The Tim Lincecum Contract – Why?
Let’s take a look at the Lincecum signing and theories of why it's a good or bad idea.
There’s no denying that Lincecum has lost velocity on his fastball. It’s down about 3-4 mph from where it was in his first three big league seasons when he won two Cy Young Awards. However, it must be remembered that you can’t use conventional analysis when assessing an unconventional pitcher.
Lincecum is so small, his motion is so unique and his training techniques are so outside the box that him becoming as great and durable as he did is such a rarity that it can’t be treated with a cookie-cutter series of issues to explain away his struggles. It was the uniqueness that made him a phenomenon and it has left the Giants and Lincecum searching for answers as to why he’s getting hammered. There are no injuries that we know about, so the diminishing of his stuff is the culprit for his terrible performances.
My belief is that Lincecum got by in his first few seasons because he had a power fastball to blast his way out of trouble. Once the fastball diminished in velocity and movement, problems with command became prominent and he can’t get away with as much as he did before. As long as he’s not hurt, this is something that can be fixed.
Pitchers tend to have peaks and valleys in their careers. They’ll get injured, be dispatched, then return to a high level. Lincecum may never be the same pitcher he was, but that doesn’t mean he can’t be effective.
Who would they replace him with?

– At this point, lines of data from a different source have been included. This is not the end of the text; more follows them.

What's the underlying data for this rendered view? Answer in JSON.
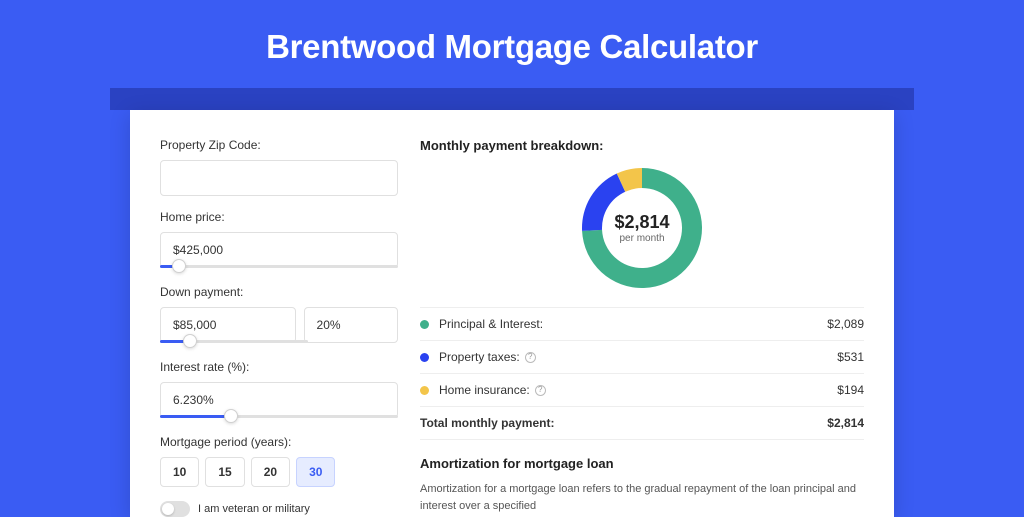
{
  "page_title": "Brentwood Mortgage Calculator",
  "form": {
    "zip_label": "Property Zip Code:",
    "zip_value": "",
    "home_price_label": "Home price:",
    "home_price_value": "$425,000",
    "down_payment_label": "Down payment:",
    "down_payment_value": "$85,000",
    "down_payment_pct": "20%",
    "interest_label": "Interest rate (%):",
    "interest_value": "6.230%",
    "period_label": "Mortgage period (years):",
    "period_options": [
      "10",
      "15",
      "20",
      "30"
    ],
    "period_selected": "30",
    "veteran_label": "I am veteran or military"
  },
  "breakdown": {
    "title": "Monthly payment breakdown:",
    "donut_amount": "$2,814",
    "donut_sub": "per month",
    "items": [
      {
        "label": "Principal & Interest:",
        "value": "$2,089",
        "color": "#3fb08b",
        "info": false
      },
      {
        "label": "Property taxes:",
        "value": "$531",
        "color": "#2a42f0",
        "info": true
      },
      {
        "label": "Home insurance:",
        "value": "$194",
        "color": "#f3c54a",
        "info": true
      }
    ],
    "total_label": "Total monthly payment:",
    "total_value": "$2,814"
  },
  "chart_data": {
    "type": "pie",
    "title": "Monthly payment breakdown",
    "series": [
      {
        "name": "Principal & Interest",
        "value": 2089,
        "color": "#3fb08b"
      },
      {
        "name": "Property taxes",
        "value": 531,
        "color": "#2a42f0"
      },
      {
        "name": "Home insurance",
        "value": 194,
        "color": "#f3c54a"
      }
    ],
    "total": 2814,
    "center_label": "$2,814 per month"
  },
  "amortization": {
    "title": "Amortization for mortgage loan",
    "text": "Amortization for a mortgage loan refers to the gradual repayment of the loan principal and interest over a specified"
  },
  "sliders": {
    "home_price_pct": 8,
    "down_payment_pct": 20,
    "interest_pct": 30
  }
}
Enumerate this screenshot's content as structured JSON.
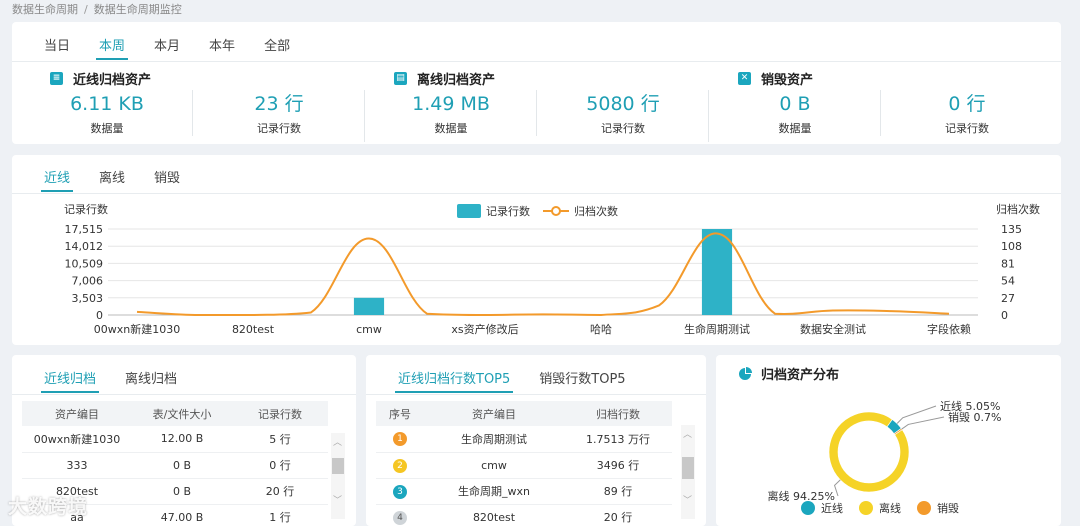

The Giants traded their one big pitching prospect that could conceivably have replaced Lincecum when they sent Zack Wheeler to the Mets for Carlos Beltran. They don’t have anyone that’s big league ready in their own system which would leave them either having to buy a pitcher through free agency, trade for one, or hope to find another Ryan Vogelsong-type off the scrapheap.